What is being asked
Report each line of the listing below that holds "from".

---------- Records to process

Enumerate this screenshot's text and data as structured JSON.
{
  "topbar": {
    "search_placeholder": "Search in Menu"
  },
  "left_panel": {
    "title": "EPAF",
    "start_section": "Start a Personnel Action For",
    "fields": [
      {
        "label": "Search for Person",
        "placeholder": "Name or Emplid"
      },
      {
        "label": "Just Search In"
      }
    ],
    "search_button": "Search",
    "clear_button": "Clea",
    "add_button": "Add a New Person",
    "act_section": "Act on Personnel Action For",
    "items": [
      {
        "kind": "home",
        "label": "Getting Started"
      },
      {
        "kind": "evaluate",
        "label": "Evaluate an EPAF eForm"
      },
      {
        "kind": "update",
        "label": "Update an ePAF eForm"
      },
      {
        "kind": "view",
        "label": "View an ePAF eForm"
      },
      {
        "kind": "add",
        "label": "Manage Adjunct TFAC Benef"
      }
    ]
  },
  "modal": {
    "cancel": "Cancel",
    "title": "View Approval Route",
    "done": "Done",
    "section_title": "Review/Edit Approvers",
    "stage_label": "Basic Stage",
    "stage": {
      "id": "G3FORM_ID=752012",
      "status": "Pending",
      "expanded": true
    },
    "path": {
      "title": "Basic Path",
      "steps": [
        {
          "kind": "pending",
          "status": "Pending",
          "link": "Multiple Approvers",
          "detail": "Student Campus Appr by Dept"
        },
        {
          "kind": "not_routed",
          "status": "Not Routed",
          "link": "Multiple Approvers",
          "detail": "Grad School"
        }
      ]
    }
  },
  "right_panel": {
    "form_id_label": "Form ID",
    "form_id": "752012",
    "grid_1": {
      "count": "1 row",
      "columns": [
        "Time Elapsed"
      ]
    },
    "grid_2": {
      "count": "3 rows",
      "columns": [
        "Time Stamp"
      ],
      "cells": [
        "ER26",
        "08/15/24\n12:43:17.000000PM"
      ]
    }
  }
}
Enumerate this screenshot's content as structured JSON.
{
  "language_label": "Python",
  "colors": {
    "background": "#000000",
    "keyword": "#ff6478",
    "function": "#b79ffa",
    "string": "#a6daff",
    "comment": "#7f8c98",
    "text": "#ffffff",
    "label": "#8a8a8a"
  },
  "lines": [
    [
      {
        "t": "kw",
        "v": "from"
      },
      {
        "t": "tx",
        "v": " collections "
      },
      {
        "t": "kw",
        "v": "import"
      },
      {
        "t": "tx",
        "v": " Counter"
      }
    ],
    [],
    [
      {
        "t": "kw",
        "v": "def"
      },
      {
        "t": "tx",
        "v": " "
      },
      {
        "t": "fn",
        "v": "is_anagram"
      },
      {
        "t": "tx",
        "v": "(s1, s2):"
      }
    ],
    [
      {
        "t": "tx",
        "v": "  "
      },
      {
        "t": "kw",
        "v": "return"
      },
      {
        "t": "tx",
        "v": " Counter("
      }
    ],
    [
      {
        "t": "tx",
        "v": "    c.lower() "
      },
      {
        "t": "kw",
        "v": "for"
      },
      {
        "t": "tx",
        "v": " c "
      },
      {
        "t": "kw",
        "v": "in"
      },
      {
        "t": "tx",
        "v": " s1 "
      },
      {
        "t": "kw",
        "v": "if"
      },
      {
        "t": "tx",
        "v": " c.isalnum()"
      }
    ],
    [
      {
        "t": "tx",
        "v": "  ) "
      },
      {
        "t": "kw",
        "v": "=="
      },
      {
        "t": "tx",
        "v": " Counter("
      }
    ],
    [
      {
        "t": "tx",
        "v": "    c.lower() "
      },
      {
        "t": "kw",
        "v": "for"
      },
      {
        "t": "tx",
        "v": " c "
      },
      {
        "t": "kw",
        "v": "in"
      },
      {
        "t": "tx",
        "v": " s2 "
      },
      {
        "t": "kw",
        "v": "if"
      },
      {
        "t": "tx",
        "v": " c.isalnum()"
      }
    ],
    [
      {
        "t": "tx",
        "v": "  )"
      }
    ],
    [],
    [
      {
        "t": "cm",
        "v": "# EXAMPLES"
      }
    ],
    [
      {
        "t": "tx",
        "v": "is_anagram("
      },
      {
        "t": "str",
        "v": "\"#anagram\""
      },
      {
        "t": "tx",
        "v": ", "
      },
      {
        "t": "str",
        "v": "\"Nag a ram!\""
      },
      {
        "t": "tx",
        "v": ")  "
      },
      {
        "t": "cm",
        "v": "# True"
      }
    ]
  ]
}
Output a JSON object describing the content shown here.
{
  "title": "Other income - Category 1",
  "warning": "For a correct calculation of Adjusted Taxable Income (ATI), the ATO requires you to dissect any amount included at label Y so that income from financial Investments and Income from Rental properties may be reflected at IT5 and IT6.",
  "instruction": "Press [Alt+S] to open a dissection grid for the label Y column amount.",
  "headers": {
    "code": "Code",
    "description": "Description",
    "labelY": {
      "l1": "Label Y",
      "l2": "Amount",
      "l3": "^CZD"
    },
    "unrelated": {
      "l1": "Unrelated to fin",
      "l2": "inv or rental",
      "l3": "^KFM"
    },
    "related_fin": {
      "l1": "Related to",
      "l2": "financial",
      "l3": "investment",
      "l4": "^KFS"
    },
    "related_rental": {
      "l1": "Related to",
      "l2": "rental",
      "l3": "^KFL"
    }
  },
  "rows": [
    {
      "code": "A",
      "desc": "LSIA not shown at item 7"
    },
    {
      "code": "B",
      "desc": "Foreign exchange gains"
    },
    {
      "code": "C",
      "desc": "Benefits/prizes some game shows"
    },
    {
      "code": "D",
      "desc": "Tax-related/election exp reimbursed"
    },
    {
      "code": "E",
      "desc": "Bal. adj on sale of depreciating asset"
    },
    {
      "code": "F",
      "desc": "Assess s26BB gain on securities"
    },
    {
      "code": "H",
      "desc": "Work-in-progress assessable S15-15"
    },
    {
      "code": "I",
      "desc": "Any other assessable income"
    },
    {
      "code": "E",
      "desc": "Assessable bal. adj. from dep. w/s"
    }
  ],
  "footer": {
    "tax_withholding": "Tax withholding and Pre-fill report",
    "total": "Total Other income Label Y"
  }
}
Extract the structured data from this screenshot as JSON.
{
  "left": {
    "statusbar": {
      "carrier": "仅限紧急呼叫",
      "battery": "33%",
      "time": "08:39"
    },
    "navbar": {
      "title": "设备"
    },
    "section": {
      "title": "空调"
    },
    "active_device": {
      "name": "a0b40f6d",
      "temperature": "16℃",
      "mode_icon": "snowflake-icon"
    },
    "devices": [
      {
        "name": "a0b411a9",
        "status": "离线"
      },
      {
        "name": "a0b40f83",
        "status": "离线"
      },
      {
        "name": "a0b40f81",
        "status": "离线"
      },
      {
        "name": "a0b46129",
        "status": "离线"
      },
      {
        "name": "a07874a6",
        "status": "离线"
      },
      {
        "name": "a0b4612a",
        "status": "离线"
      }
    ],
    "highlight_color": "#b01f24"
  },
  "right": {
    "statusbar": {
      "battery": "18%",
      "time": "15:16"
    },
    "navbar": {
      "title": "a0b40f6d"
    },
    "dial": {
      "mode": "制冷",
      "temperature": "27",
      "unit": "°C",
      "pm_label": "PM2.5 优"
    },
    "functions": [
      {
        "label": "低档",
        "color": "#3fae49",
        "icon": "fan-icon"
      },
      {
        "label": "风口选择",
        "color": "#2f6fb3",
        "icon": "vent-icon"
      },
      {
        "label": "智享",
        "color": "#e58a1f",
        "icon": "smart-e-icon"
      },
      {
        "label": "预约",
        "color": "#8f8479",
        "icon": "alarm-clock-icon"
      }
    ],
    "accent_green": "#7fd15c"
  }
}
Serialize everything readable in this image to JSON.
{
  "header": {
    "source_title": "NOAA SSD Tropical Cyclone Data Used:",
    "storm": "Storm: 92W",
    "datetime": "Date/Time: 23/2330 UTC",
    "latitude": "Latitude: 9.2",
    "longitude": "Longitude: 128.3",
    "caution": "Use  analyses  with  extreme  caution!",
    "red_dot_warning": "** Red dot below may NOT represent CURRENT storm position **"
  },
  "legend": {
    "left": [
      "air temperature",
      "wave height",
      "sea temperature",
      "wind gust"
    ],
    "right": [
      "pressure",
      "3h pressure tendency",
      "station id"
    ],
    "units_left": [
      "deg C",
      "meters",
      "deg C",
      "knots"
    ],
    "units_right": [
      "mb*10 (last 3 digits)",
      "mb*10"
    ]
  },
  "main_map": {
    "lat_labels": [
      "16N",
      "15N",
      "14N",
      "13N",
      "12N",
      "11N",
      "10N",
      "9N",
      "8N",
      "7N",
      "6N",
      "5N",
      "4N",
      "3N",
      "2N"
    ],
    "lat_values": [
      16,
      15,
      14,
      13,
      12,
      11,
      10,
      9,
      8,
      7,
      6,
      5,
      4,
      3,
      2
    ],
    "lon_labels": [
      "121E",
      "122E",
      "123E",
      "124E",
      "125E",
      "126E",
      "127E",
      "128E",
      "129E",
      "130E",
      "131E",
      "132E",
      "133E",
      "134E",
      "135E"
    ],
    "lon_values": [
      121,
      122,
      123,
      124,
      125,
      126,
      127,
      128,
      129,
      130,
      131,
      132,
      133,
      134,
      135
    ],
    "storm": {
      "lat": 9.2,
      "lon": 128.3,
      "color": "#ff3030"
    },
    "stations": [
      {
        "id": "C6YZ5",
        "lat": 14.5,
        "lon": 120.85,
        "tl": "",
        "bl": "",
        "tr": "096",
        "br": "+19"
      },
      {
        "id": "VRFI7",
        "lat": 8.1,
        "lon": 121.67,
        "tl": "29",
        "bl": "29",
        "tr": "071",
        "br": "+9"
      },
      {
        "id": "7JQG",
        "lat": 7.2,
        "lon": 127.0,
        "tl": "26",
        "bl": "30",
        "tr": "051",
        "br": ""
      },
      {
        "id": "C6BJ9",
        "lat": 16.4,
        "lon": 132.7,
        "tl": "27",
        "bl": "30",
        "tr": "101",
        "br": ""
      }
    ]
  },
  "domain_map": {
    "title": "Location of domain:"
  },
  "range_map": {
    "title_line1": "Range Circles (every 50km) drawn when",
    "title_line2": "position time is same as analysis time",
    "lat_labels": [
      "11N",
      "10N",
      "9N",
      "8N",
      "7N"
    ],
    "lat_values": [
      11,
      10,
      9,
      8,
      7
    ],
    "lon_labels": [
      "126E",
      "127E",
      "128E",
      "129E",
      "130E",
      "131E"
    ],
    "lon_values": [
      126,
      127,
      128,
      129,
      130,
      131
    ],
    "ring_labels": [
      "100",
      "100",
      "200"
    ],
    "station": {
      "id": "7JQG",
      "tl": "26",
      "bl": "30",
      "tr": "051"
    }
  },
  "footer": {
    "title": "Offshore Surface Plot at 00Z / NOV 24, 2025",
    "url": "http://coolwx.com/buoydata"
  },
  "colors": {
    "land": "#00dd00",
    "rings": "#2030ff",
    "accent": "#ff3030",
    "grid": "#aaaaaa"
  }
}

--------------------

Response to this task
        "v": "from"
  "warning": "For a correct calculation of Adjusted Taxable Income (ATI), the ATO requires you to dissect any amount included at label Y so that income from financial Investments and Income from Rental properties may be reflected at IT5 and IT6.",
      "desc": "Assessable bal. adj. from dep. w/s"
Extract the structured data from this screenshot as JSON.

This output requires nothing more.